Small Biz Insider: Tech Startup Embraces Taboo Topic to Ease Afterlife Planning
The loss of a loved one is hard, to say the very least. Of course, there’s the emotional toll it takes on self and the people around you. But there’s also the afterlife care – the documents, estate planning – everything you need to get your loved one’s affairs in order. It can be a very challenging process for a grieving family to navigate.
That’s where Emily Cisek is hoping to help. She’s the co-founder and CEO of The Postage, a digital platform that helps collect information and digital assets in one place to ease with affair planning.
On this episode of the Small Biz Insider podcast, we talk with Cisek about navigating a challenging topic with investors and clients and advice for entrepreneurs in unique spaces and industries. Listen to the episode above to hear more.
On tackling a taboo topic
“I think death is something that over the last hundred years has really become this taboo thing just because of technology and we almost see it as a weakness,” said Cisek. “And so one of the things The Postage really wants to bring forward is being able to have this conversation.”
On how The Postage wants to streamline a traditionally taxing process

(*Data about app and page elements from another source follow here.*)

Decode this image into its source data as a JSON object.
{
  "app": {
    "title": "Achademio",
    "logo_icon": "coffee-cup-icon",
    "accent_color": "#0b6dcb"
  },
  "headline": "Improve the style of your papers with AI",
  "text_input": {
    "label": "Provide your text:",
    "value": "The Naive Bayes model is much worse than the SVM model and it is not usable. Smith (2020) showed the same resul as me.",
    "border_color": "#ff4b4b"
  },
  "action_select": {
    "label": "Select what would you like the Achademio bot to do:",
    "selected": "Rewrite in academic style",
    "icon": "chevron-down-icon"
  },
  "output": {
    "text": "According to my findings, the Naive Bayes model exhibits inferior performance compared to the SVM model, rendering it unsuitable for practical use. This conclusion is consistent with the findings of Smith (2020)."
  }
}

“People don’t realize that it takes 560 hours, on average – that’s three months of full-time work – to piece together information if you’re loved one doesn’t have it organized,” said Cisek. “So if you think about it, having to do a treasure hunt for your loved one’s passwords, their documents, even heirlooms and what they mean and who they should be passed down to – that leaves a lot of room for questions. And that is the last thing after you’ve lost someone that you want to be doing.”
On reflections of mortality
Cisek said part of the process for her clients, and for herself, is recognizing the reality of mortality. “Realizing that and recognizing that and embracing that has even helped me as an entrepreneur to realize we have to seize the day and help people really understand and get through that little awkwardness, so that they then can be more present in their lives and with their families and what they’re tackling on a day to day basis,” said Cisek.